Cite this article
Mary Quinn, Laura Foote and Michelle Williams, “Integrating a Biblical Worldview and Developing Online Courses for the Adult Learner”, Christian Scholar’s Review, 41:2 , 163-173


  1. Elaine Allen and Jeff Seaman, “Learning on Demand: Online Education in the United States, 2009,” Babson Survey Research Group, 2010,
  2. U.S. Department of Education, “Projections of Education Statistics to 2018,” (accessed October 21, 2010).
  3. Benchmarking Online Operations: Snapshots of an Emerging Industry,” (accessed October 21, 2010).
  4. Richard Kiely, Lorilee R. Sandman, and Janet Truluck, “Adult Learning and the Pursuit of Adult Degrees,” New Directions for Adult and Continuing Education 103 (2004): 17-30.
  5. Stephen Beers and Jane Beers, The Soul of a Christian University: A Field Guide for Educators (Abilene, TX: Abilene Christian University Press, 2008), 9, 53-55.
  6. Kiely, Sandman, and Truluck, 19.
  7. Ibid.
  8. Cf. Malcolm Knowles, Elwood F. Holton III, Richard E. Swanson, 1998 as cited in Kiely et al., 19.
  9. Richard Berenson, Gary Boyles, and Ann Weaver, “Emotional Intelligence as a Predictor for Success in Online Learning,” The International Review of Research in Open and Distance Learning 9 (2008): 1-18.
  10. Sarah Ransdell, ”Online Activity, Motivation, and Reasoning among Adult Learners,” Computers in Human Behavior 26 (2010): 70-73.
  11. Psalm 139.
  12. Kiely, Sandman, and Truluck, 21.
  13. Margaret A. Thompson and Michael Dies, “Andragogy For Adult Learners In Higher Education,” Proceedings of the Academy of Accounting and Financial Studies 9 (2004): 107-112.
  14. Douglas McGregor, The Human Side of Enterprise (New York: McGraw-Hill, 1960).
  15. As cited in Kiely, Sandman, and Truluck, 22.
  16. Ibid., 23.
  17. Ibid.
  18. Mark Cosgrove, Foundations of Christian Thought (Grand Rapids, MI: Kregel, 2006), 47.
  19. Beers and Beers, 60.
  20. Terry A. Lawrence, Larry D. Burton, and Constance C. Nwosu, “Refocusing on the Learning in ‘Integration of Faith and Learning,’” Journal of Research on Christian Education 14 (2005): 17-51.
  21. Ibid., 47.
  22. Kiely, Sandman, and Truluck, 27.
  23. Malcolm S. Knowles, Elwood S. Holton III, and Richard A. Swanson, The Adult Learner: The Definitive Classic in Adult Education and Human Resource Development, Sixth Edition (Burlington, MA: Elsevier), 76-105.
  24. P. D. Scherer, T. P. Shea, E. Kristensen, “Online Communities of Practice: A Catalyst for Faculty Development,” Innovative Higher Education 27.3 (2003): 183-194.
  25. Etienne Wenger, Supporting Communities of Practice: A Survey of Community-Oriented Tech-nologies (version 1.3), (accessed April 25, 2010).
  26. Scherer, Shea, & Kristensen, 183.
  27. Rosemary Caffarella and Sharon Merriam, as cited in Kiely, Sandman, and Truluck, 24.
  28. Kiely, Sandman, and Truluck, 25.
  29. Alexander P. Rovai, “Sense of Community, Perceived Cognitive Learning, and Persistence in Asynchronous Learning Networks,” Internet and Higher Education 5 (2002):319-332; C. R. Stefanou and J. D. Salisbury-Glennon, “Developing Motivation and Cognitive Learning Strategies through an Undergraduate Learning Community,” Learning Environments Research 5 (2002): 77-97; A. Astin, What Matters In College? Four Critical Years Revisited (San Francisco: Jossey-Bass, 1997).
  30. Mary Quinn, Animating Distance Learning: The Development of an Online Learning Community, paper presented at the 28th Annual Adult Higher Education Alliance (AHEA) Conference (Mobile, AL, 2008).
  31. Vincent Bacote, “Abraham Kuyper’s Rhetorical Public Theology with Implications for Faith and Learning,” Christian Scholar’s Review 37 (2008): 424.

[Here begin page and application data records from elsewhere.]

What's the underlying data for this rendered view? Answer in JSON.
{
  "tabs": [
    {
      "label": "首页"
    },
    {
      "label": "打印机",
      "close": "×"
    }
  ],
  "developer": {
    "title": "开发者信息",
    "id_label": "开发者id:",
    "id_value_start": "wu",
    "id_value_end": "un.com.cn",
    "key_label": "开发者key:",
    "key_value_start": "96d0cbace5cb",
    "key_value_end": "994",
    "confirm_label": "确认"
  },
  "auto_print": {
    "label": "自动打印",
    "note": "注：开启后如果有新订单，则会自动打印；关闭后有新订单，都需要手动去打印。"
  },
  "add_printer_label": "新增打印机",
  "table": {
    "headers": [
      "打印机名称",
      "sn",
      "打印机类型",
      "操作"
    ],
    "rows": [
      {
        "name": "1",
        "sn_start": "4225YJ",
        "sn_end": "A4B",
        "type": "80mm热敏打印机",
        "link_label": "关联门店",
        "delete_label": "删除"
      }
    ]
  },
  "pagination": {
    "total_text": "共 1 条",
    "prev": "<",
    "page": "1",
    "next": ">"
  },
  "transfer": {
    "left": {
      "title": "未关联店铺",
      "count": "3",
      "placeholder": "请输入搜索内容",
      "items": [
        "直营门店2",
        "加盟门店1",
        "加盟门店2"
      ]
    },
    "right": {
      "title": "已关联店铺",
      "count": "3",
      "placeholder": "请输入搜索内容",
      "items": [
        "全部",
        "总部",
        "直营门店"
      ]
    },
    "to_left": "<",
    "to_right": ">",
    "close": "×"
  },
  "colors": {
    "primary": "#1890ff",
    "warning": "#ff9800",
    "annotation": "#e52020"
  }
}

Mary Quinn

Ms. Quinn is an Associate Professor in the School of Business and Leadership at Malone University.

Laura Foote

Ms. Foote is an Instructor in the School of Business and Leadership at Malone University.

Michelle Williams

Ms. Williams is an Assistant Professor in the College of Theology, Arts, and Sciences at Malone University.